TOKYO (Reuters) - Japanese Prime Minister Taro Aso tried to rally his fracturing party on Sunday ahead of an election this year it looks set to lose, vowing to turn around a worsening recession and win over disillusioned voters.
Aso, 68, is struggling to manage his Liberal Democratic Party (LDP) in the face of newly confident opposition parties, who control parliament’s upper house and have threatened to stall bills in a bid to force an early election.
The unpopular leader has ruled out a snap poll for now but an election must be held by October at the latest.
“Of all the parties out there, only the LDP can rightly deal with this economic crisis,” Aso told an annual party convention, at which members sang the party anthem and listened to a pep talk from an Olympic synchronized swimming medalist.
“I want to express my determination to take leadership and fight on,” he said to applause.
Hours later, at a hotel across town, main opposition Democratic Party of Japan (DPJ) Ichiro Ozawa blasted Aso’s policies and urged voters to oust the LDP and its junior partner, the New Komeito, at the polls.
“Every day that the LDP and the New Komeito stay in power, the damage to the people’s livelihood increases,” Ozawa said.
“I think that in reality, this economic crisis is a good opportunity to achieve a major shift in Japan,” added Ozawa, a former LDP heavyweight who bolted the party in 1993 and helped briefly oust it. “I think we can achieve this shift in the system ... precisely because many people are aware of the crisis.”
An outspoken nationalist and fan of manga comic books, Aso was chosen by the LDP last September to woo a public fed up with politics after two leaders quit abruptly in less than a year.
But with Aso’s support ratings having fallen to below 20 percent, LDP lawmakers are increasingly worried that the party is facing the end of more than five decades of near-unbroken rule.

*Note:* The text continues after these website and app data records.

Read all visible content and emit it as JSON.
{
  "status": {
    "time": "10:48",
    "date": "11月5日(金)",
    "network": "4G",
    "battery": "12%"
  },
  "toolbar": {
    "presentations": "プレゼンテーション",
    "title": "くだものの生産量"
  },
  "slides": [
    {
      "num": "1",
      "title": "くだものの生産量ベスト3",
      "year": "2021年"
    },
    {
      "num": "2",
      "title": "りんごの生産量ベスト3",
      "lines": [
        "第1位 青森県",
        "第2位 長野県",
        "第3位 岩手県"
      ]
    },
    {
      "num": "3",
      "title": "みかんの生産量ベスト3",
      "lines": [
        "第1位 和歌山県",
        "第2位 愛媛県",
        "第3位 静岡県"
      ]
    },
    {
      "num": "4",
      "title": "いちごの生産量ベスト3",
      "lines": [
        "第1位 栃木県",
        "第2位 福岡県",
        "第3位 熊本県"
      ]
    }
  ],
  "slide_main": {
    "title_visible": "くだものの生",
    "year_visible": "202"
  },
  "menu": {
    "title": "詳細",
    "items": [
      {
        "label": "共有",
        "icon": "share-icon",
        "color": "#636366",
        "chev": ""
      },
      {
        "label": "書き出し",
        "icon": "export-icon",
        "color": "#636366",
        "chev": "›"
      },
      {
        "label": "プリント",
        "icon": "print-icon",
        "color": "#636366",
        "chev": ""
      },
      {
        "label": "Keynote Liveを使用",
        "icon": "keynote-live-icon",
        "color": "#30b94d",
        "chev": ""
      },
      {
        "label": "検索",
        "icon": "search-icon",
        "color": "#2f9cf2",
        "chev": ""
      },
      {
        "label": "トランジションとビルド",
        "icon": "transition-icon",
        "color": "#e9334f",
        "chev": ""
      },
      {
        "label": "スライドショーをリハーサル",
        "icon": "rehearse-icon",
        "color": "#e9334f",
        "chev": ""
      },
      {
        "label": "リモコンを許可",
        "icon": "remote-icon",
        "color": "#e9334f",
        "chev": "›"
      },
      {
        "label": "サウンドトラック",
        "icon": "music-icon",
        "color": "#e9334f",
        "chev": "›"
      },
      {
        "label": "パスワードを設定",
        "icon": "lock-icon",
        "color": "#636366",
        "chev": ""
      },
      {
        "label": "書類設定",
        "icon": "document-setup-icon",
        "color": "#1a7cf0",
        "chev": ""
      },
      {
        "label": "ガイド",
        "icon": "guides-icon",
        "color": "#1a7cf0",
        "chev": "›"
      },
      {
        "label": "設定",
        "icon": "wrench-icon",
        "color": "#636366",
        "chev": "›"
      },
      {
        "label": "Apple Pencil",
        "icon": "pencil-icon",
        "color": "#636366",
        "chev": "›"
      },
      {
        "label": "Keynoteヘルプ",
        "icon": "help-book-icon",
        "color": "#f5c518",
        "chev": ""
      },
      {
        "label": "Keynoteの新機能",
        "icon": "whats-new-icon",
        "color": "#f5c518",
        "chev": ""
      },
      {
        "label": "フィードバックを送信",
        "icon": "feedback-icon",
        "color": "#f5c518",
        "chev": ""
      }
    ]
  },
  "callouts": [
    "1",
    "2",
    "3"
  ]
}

In a sign of the party’s fraying unity, ex-financial services minister Yoshimi Watanabe quit the party last week after his calls for an early election and other policy demands were ignored.
Analysts doubt many lawmakers will follow Watanabe for now, but more groups within the LDP are growing vocal in their criticism of Aso and his policies.
LDP lawmakers last week weighed in against Aso’s plan to include an addendum to the fiscal 2009/10 budget and related bills to increase the 5 percent consumption tax starting in 2011 if the economy recovers.
Economists have long said that the consumption tax should be raised to finance ballooning social security costs, but critics of a tax increase argue that specifying the timing for one now would further cool the economy.
“We need a consensus from the public first,” former LDP secretary-general Hidenao Nakagawa, an opponent of a consumption tax increase, told reporters after the party convention.
The Democrats are also opposed to raising the tax without first eradicating waste and changing how resources are allocated.
More LDP defections would be fatal for Aso, whose ruling coalition needs a two-thirds majority vote in the lower house to pass budget-related bills rejected by the opposition-dominated upper house in coming months.
A group of young regional representatives at the LDP convention shook hands with a smiling Aso on stage and shouted pledges to win at the polls, but others were less optimistic.
“No matter what we say or what we do, there’s a sense that the media and public opinion are against us,” said Takashige Okano, 30, a party member and a lawmaker’s secretary.
“I talk to other party members and they’ve lost hope.”
Despite the apparent tailwind for the Democrats, however, caution simmered below the surface at their convention.
“What’s most important is to realize that when you think you will win, that’s when you can lose,” Hirohisa Fujii, 76, a top DPJ adviser, told Reuters. “If every candidate realizes that, though, I think we have a good shot at winning.”
Editing by Valerie Lee